# [Exercise aim]
Locate every line below that contains the word "background" and copy it.

(Data supplied Opens)

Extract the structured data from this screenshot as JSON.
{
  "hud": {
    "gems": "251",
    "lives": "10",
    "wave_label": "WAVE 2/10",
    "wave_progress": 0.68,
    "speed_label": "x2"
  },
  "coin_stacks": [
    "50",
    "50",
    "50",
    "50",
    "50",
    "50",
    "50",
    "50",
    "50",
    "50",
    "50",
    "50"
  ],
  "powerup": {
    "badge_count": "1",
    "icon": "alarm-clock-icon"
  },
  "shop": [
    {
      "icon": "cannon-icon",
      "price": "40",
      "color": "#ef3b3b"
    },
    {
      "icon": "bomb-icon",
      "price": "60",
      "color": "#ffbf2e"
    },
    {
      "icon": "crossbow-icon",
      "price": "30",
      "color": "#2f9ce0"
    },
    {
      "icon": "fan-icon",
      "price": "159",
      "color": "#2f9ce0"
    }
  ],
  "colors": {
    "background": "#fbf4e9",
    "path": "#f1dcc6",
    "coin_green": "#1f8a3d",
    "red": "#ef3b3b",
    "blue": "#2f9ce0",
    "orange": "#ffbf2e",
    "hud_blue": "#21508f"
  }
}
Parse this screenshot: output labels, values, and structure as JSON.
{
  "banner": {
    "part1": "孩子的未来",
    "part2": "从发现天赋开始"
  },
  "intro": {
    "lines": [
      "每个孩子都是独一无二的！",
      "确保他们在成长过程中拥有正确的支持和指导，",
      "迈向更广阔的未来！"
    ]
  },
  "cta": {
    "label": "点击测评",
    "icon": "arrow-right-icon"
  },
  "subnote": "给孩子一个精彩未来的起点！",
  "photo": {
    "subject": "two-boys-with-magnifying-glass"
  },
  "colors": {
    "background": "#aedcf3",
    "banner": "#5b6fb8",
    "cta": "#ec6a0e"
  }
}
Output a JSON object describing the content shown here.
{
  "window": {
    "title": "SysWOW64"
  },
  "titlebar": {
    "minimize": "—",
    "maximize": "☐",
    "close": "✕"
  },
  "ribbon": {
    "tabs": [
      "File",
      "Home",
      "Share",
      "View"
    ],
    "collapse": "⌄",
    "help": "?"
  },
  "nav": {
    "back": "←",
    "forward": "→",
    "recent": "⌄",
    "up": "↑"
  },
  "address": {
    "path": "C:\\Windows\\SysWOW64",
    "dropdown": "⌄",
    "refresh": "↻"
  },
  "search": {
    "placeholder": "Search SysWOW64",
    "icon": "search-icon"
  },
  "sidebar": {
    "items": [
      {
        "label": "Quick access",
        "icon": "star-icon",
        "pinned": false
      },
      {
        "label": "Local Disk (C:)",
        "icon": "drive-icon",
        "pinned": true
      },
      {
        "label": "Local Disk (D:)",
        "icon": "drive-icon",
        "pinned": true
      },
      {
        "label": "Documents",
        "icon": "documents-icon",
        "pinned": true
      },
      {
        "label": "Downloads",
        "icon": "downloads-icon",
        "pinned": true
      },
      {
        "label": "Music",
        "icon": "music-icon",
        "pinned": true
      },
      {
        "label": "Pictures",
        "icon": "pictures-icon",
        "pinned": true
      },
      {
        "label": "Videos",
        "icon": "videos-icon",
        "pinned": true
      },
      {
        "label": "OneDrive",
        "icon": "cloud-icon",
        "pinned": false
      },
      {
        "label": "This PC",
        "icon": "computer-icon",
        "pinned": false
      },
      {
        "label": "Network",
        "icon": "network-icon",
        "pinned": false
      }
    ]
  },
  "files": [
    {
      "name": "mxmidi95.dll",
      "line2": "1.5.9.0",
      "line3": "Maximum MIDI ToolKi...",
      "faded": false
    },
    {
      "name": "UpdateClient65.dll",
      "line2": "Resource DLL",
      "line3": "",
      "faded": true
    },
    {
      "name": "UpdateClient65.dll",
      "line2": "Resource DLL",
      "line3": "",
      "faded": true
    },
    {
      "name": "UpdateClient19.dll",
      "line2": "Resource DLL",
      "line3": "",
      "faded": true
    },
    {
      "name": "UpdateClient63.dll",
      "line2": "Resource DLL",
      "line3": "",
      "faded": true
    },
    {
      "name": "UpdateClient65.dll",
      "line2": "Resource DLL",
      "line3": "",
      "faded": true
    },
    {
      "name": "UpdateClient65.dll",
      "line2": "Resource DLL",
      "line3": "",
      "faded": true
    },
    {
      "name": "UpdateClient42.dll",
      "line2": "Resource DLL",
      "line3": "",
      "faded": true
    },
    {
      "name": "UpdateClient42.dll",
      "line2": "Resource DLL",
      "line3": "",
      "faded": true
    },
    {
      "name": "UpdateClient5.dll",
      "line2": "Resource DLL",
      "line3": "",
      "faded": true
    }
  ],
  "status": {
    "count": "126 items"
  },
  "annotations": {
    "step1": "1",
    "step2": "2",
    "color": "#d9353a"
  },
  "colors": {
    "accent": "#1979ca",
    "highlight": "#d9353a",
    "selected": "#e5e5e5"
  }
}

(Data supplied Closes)

# [Task solution]
    "background": "#fbf4e9",
    "background": "#aedcf3",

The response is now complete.